The midpoints of the adjacent sides of a quadrilateral are joined. Show that the resulting figure is a parallelogram.
I know that you suppose to somehow use vectors to prove this, but I dont know how you are suppose to model this?
The midpoints of the adjacent sides of a quadrilateral are joined. Show that the resulting figure is a parallelogram.
I know that you suppose to somehow use vectors to prove this, but I dont know how you are suppose to model this?
Suppose that $\displaystyle A,~B,~C,~D$ are the consecutive vertices of the quadrilateral.
Let midpoints be $\displaystyle P \in \overrightarrow {AB},~ Q \in \overrightarrow {BC},~ R \in \overrightarrow {CD},~ S \in \overrightarrow {DA} $.
We know that $\displaystyle \overrightarrow {AB}+\overrightarrow {BC}+\overrightarrow {CD}+\overrightarrow {DA}=0 $.
Moreover, $\displaystyle 0.5(\overrightarrow {AB})=\overrightarrow {PB}~\&~ 0.5(\overrightarrow {BC})=\overrightarrow {BQ} $
So $\displaystyle 0.5(\overrightarrow {AB}+\overrightarrow {BC})=\overrightarrow {PQ} $
Do the same thing for $\displaystyle \overrightarrow {RS} $
Prove that $\displaystyle \overrightarrow {PQ}=-\overrightarrow {RS} $
You will be done.
What if the quadrilateral you were doing this proof in was a trapezium then how would this be true? (since all the sides are unequal). How would the vectors of the sides add up 0?

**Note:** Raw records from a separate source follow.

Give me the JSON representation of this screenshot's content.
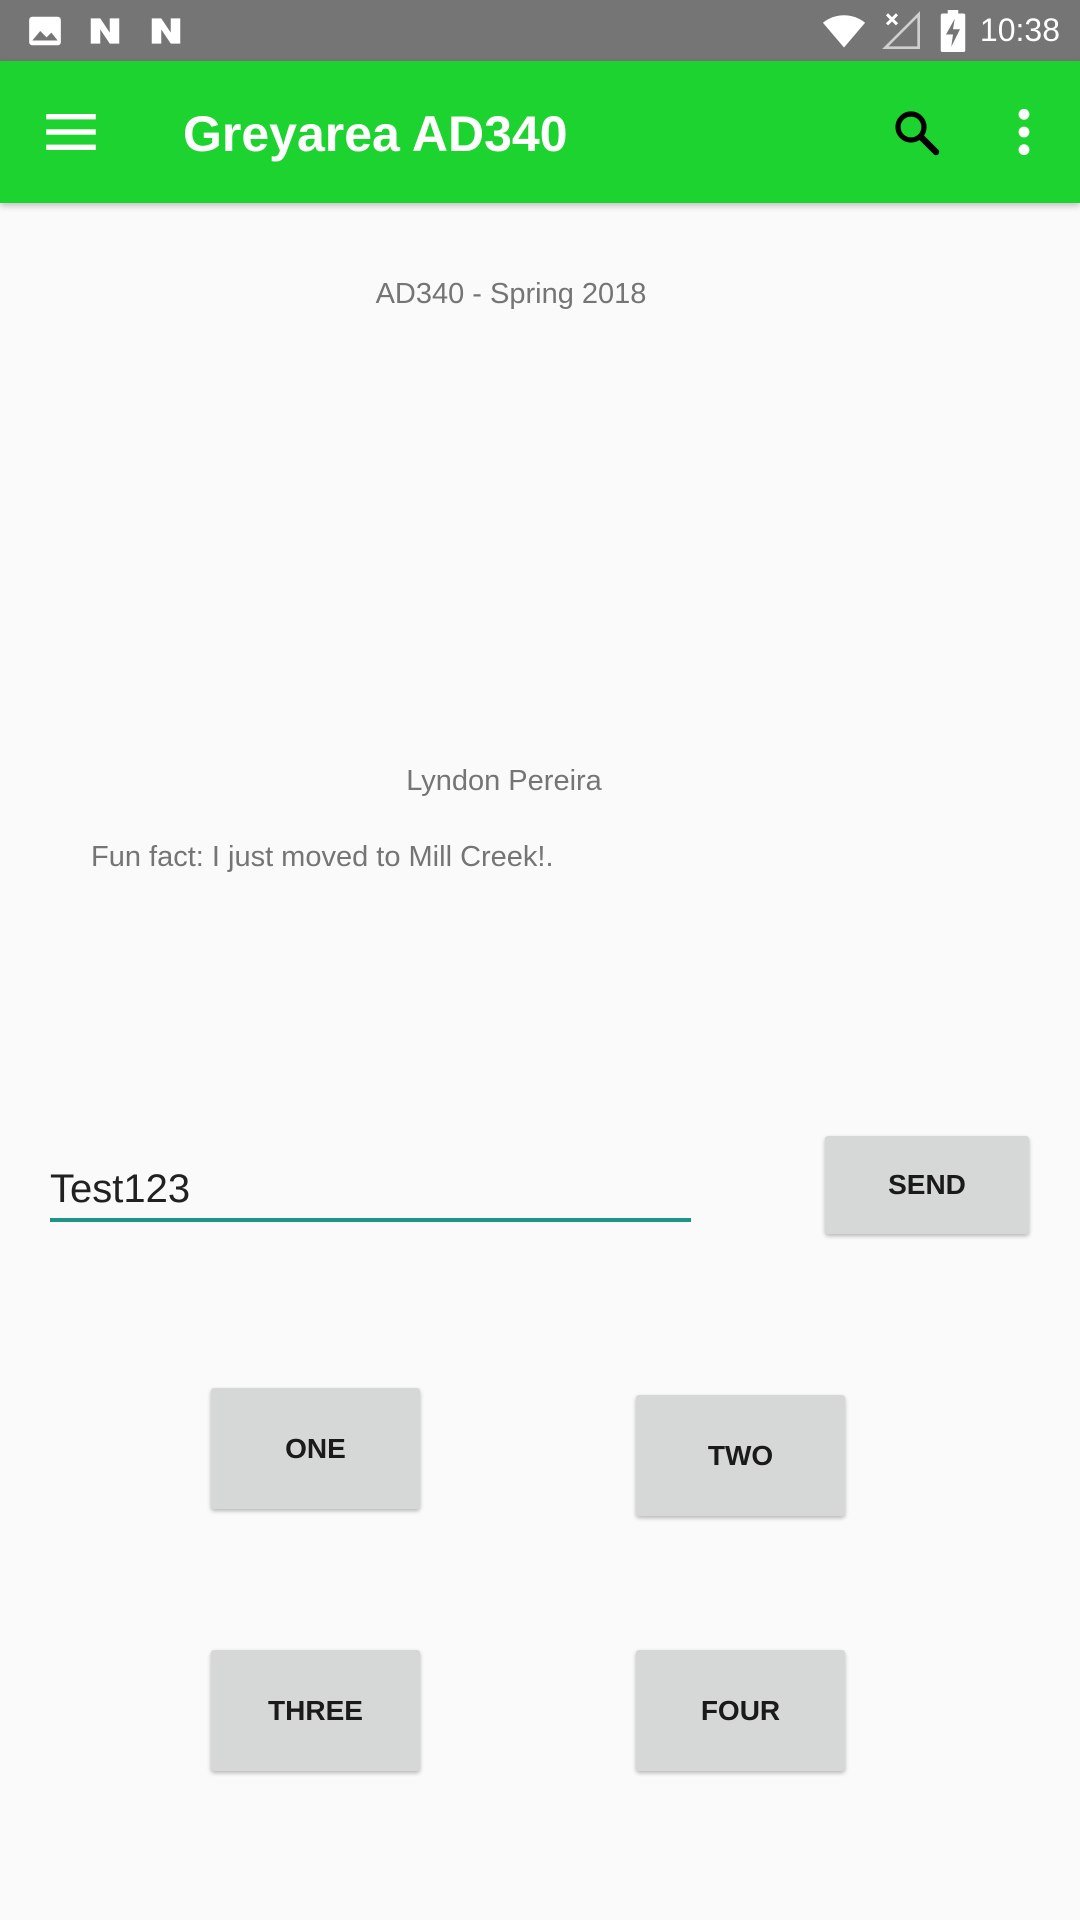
{
  "status_bar": {
    "time": "10:38",
    "left_icons": [
      "image-icon",
      "n-notification-icon",
      "n-notification-icon"
    ],
    "right_icons": [
      "wifi-icon",
      "cell-signal-off-icon",
      "battery-charging-icon"
    ]
  },
  "app_bar": {
    "title": "Greyarea AD340",
    "icons": [
      "menu-icon",
      "search-icon",
      "more-vert-icon"
    ],
    "color": "#1dd32f"
  },
  "content": {
    "course": "AD340 - Spring 2018",
    "name": "Lyndon Pereira",
    "fun_fact": "Fun fact: I just moved to Mill Creek!."
  },
  "message": {
    "value": "Test123",
    "underline_color": "#1e9486"
  },
  "buttons": {
    "send": "SEND",
    "one": "ONE",
    "two": "TWO",
    "three": "THREE",
    "four": "FOUR"
  }
}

Sorry but I dont understand why the inner side of a parallelogram = 2 x 1/2 of the sides of a quadrilateral.
This is a standard question. It is done in any geometry course.
I have given you the standard vector proof.

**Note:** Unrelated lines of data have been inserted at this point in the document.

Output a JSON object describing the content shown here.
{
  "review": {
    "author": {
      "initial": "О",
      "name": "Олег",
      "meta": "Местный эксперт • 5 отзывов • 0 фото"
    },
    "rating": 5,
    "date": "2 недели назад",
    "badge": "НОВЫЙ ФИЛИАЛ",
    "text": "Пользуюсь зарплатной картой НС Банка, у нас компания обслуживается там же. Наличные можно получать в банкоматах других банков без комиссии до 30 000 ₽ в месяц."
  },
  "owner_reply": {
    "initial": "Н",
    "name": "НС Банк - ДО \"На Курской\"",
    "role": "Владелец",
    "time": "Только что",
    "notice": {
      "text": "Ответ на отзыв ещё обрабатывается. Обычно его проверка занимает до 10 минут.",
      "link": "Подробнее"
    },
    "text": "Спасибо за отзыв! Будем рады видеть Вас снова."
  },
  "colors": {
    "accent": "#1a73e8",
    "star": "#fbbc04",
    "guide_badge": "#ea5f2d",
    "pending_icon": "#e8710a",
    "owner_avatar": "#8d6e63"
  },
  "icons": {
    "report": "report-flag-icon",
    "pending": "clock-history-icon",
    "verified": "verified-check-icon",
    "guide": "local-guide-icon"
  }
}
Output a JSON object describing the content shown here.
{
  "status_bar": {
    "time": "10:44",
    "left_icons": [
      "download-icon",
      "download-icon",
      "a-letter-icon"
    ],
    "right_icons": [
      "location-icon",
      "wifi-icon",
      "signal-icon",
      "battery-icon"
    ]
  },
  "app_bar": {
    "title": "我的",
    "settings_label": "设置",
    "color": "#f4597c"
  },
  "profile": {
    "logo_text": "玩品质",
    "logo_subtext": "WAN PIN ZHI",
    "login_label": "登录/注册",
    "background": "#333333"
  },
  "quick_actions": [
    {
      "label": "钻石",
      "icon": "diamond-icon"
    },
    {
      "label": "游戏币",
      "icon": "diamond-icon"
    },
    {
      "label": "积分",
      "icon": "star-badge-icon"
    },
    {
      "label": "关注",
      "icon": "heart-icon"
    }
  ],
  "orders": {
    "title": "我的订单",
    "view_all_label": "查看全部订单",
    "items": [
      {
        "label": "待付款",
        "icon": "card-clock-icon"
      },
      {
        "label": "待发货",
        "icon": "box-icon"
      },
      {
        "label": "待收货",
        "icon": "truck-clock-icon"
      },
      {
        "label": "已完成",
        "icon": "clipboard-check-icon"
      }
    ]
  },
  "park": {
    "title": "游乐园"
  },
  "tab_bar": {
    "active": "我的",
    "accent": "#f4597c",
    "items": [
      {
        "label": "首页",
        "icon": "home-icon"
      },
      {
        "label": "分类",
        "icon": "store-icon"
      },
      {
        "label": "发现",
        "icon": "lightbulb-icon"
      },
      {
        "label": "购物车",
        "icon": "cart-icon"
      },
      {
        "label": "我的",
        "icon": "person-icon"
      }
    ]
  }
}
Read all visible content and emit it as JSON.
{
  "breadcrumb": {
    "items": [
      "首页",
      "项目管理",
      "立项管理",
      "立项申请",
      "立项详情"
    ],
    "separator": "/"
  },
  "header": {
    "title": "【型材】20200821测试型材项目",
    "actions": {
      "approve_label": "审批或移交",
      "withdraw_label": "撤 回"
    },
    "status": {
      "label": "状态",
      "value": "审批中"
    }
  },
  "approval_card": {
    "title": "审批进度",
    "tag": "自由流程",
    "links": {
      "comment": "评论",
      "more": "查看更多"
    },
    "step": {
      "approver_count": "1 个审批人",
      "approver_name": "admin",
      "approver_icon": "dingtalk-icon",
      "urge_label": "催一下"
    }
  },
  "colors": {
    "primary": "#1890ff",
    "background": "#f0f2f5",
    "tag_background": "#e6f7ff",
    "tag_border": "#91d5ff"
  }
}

BTW. This theorem is true for any quadrilateral, even non-convex quadrilaterals.
And the proof is the same.
I suspect that you do not understand vector addition.

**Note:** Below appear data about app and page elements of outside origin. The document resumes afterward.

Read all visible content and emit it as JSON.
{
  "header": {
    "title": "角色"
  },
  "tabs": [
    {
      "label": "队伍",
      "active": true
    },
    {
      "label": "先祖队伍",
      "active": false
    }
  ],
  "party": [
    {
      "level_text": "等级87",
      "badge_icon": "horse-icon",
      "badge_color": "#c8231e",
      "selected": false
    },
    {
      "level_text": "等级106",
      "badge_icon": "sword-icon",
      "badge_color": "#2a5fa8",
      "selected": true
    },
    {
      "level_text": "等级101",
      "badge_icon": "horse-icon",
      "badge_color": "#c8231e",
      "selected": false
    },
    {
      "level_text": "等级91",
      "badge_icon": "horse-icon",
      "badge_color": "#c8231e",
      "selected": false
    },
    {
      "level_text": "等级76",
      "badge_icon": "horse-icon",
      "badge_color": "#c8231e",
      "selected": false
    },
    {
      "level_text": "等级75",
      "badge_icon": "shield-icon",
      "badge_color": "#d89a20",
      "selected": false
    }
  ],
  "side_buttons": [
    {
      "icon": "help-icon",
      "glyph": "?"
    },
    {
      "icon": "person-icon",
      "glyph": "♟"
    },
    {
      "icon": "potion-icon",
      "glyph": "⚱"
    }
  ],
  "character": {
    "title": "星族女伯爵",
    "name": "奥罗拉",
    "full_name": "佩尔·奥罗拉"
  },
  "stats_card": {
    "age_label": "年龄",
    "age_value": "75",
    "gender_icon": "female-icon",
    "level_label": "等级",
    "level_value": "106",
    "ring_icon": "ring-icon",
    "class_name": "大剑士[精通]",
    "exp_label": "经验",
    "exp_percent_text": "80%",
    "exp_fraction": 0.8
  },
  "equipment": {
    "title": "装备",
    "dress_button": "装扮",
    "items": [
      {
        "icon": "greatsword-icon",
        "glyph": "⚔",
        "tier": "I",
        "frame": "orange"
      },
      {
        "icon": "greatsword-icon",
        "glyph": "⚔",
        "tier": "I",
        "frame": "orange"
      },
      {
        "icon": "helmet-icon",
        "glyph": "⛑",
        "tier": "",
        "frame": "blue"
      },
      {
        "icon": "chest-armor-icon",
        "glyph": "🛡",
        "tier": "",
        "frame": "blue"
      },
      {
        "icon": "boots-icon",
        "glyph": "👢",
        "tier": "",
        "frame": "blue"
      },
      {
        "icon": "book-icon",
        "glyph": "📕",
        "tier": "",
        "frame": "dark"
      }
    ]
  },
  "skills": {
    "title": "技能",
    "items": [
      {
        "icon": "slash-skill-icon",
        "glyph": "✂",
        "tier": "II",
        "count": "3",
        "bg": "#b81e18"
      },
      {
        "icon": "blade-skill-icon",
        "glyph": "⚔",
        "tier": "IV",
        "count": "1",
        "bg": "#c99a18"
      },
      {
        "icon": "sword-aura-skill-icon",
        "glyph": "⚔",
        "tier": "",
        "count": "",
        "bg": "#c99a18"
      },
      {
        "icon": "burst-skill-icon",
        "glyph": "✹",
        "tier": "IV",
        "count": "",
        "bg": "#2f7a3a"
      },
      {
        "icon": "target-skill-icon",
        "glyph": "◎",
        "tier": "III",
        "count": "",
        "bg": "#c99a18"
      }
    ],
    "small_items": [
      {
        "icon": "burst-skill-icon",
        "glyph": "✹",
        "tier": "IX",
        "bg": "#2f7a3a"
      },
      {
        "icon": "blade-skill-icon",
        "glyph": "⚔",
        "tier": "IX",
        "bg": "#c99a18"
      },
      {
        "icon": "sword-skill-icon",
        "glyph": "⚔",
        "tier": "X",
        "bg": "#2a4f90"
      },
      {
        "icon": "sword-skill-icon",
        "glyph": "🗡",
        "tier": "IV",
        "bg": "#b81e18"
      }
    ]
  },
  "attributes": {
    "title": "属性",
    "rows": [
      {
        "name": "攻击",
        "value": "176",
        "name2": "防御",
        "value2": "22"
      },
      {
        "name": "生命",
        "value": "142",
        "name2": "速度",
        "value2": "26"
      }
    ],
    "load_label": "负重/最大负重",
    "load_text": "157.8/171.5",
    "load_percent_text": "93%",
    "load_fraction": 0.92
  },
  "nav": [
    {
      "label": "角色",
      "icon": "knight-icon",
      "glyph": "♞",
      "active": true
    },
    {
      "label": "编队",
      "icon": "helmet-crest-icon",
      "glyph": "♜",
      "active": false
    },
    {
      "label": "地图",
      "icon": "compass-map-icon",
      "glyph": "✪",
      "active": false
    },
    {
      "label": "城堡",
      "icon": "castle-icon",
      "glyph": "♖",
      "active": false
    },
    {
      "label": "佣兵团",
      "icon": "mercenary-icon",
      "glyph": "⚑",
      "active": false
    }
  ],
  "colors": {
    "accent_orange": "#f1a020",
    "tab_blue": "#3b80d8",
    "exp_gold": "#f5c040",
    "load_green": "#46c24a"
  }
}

If that is the case, you no chance proving this.
As I said, the proof I gave is the standard.